(LUNEL, France) — BIO-SCAN, the UV-C-based surface disinfectant system announced last month by BIO-UV Group, has now received certification from two independent testing laboratories.
The UV-C virus scanner, which is capable of detecting and eradicating micro-organisms including SARS-CoV-2 from all types of surfaces, is now being marketed across a number of industry sectors, though priority will be given to health care professionals.
It adopts the same UV technology as that used to wipe out invasive species found in ships’ ballast water tanks.
Biofaq Laboratories, a division of CARSO Group, a European provider of environmental and agri-food testing services, and C4 Diagnostics, a French biotech specialising in diagnosing infectious diseases, issued the certification based on the internationally recognised standard NF T72-281.
The tests indicate that BIO-SCAN is effective in killing 99.99 percent (1/10,000) of viruses and 99.999 percent (1/100,000) of bacteria on surfaces in just eight seconds.
Placing BIO-UV Group among a limited number of companies that have achieved certification for a surface-disinfecting system, the 50-cm (19-inch) handheld device emits a ray of UV-C which is passed over a surface, taking only seconds to disinfect the scanned area.
Almost all hygiene and disinfection procedures are typically carried out using chemicals, primarily bleach, alcohol, formaldehyde, and quaternary ammonium.
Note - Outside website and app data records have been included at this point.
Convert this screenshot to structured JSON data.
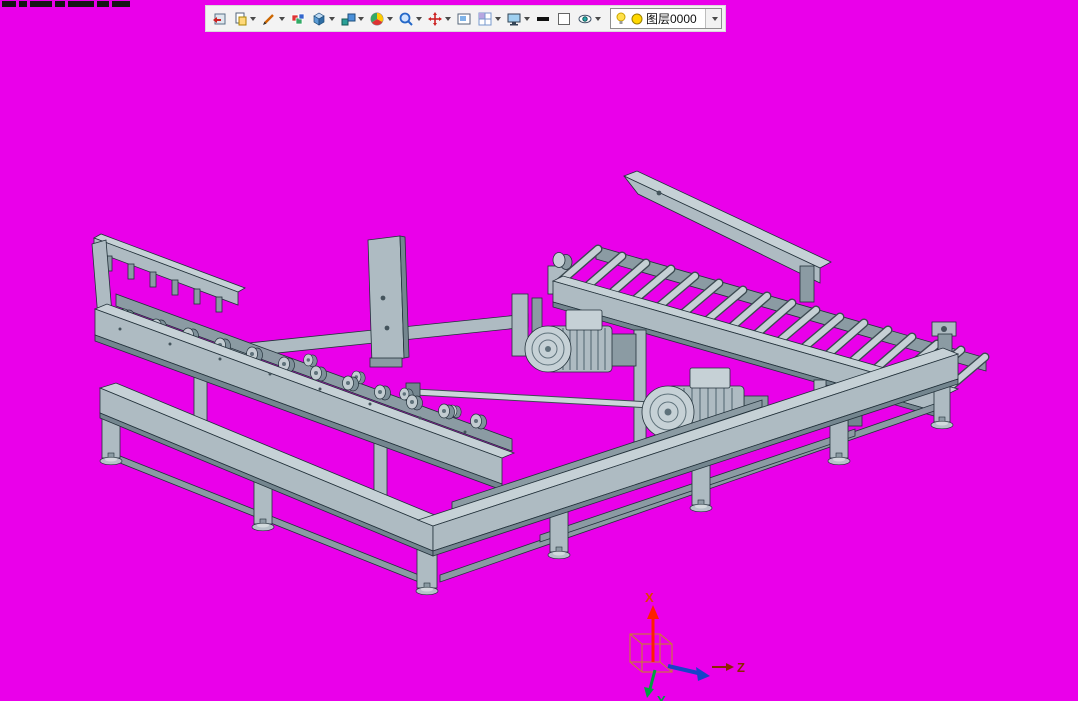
{
  "window": {
    "background_color": "#ea00ea"
  },
  "toolbar": {
    "buttons": [
      {
        "id": "open",
        "icon": "open-panel-icon",
        "dropdown": false
      },
      {
        "id": "paste",
        "icon": "paste-icon",
        "dropdown": true
      },
      {
        "id": "sketch",
        "icon": "pen-icon",
        "dropdown": true
      },
      {
        "id": "palette",
        "icon": "palette-icon",
        "dropdown": false
      },
      {
        "id": "solid",
        "icon": "cube-icon",
        "dropdown": true
      },
      {
        "id": "assembly",
        "icon": "blocks-icon",
        "dropdown": true
      },
      {
        "id": "render",
        "icon": "color-wheel-icon",
        "dropdown": true
      },
      {
        "id": "zoom",
        "icon": "magnifier-icon",
        "dropdown": true
      },
      {
        "id": "move",
        "icon": "move-cross-icon",
        "dropdown": true
      },
      {
        "id": "viewport",
        "icon": "viewport-icon",
        "dropdown": false
      },
      {
        "id": "grid",
        "icon": "grid-icon",
        "dropdown": true
      },
      {
        "id": "display",
        "icon": "monitor-icon",
        "dropdown": true
      },
      {
        "id": "line-width",
        "icon": "line-width-swatch",
        "dropdown": false
      },
      {
        "id": "color",
        "icon": "white-swatch",
        "dropdown": false
      },
      {
        "id": "visibility",
        "icon": "eye-icon",
        "dropdown": true
      }
    ],
    "layer_selector": {
      "icon": "bulb-icon",
      "swatch_color": "#ffd800",
      "value": "图层0000"
    }
  },
  "viewport": {
    "model_colors": {
      "part_light": "#c6d1d6",
      "part_mid": "#aebbc2",
      "part_dark": "#74868f",
      "outline": "#22313a"
    }
  },
  "axis_triad": {
    "x": {
      "label": "X",
      "color": "#e04000"
    },
    "y": {
      "label": "Y",
      "color": "#00a040"
    },
    "z": {
      "label": "Z",
      "color": "#8b2500"
    },
    "box_color": "#c87a33",
    "x_arrow_color": "#ff2000",
    "y_arrow_color": "#00a040",
    "z_side_arrow_color": "#1843c8"
  }
}
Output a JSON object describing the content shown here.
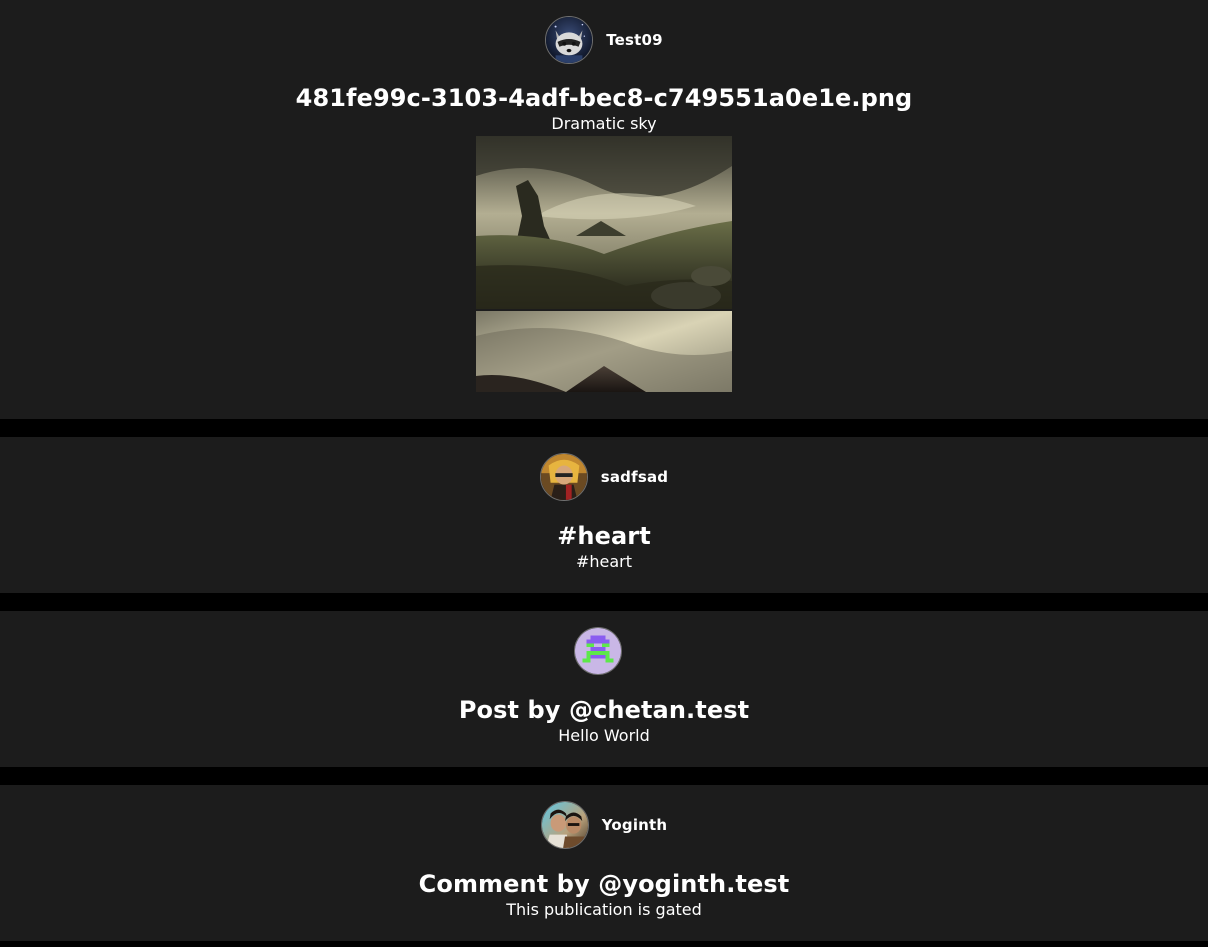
{
  "feed": {
    "posts": [
      {
        "username": "Test09",
        "avatar_icon": "raccoon-avatar-icon",
        "title": "481fe99c-3103-4adf-bec8-c749551a0e1e.png",
        "body": "Dramatic sky",
        "image": "dramatic-sky-landscape-image"
      },
      {
        "username": "sadfsad",
        "avatar_icon": "portrait-avatar-icon",
        "title": "#heart",
        "body": "#heart"
      },
      {
        "username": "",
        "avatar_icon": "pixel-robot-avatar-icon",
        "title": "Post by @chetan.test",
        "body": "Hello World"
      },
      {
        "username": "Yoginth",
        "avatar_icon": "photo-avatar-icon",
        "title": "Comment by @yoginth.test",
        "body": "This publication is gated"
      }
    ]
  },
  "colors": {
    "page_background": "#000000",
    "card_background": "#1c1c1c",
    "text": "#ffffff"
  }
}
Some of these methods are hazardous to health and the environment, and the protocols currently in place increase the dosages, which can impact materials on contact and even expose people close to these chemicals.
UV-C rays only require the operator to use eye or skin protection. They are chemical-free and without side effects.
It was invented in Marseille, France, in 1904. However, its application was limited until recently, when it emerged that the technology is highly effective in killing pathogens and organisms in water systems, such as ship’s ballast water.
BIO-UV Group has already received orders for the system and is establishing distribution channels for export.
The shipping industry is a likely beneficiary as it can be used on bridge and navigation instruments and in crew and passenger cabins, among other areas.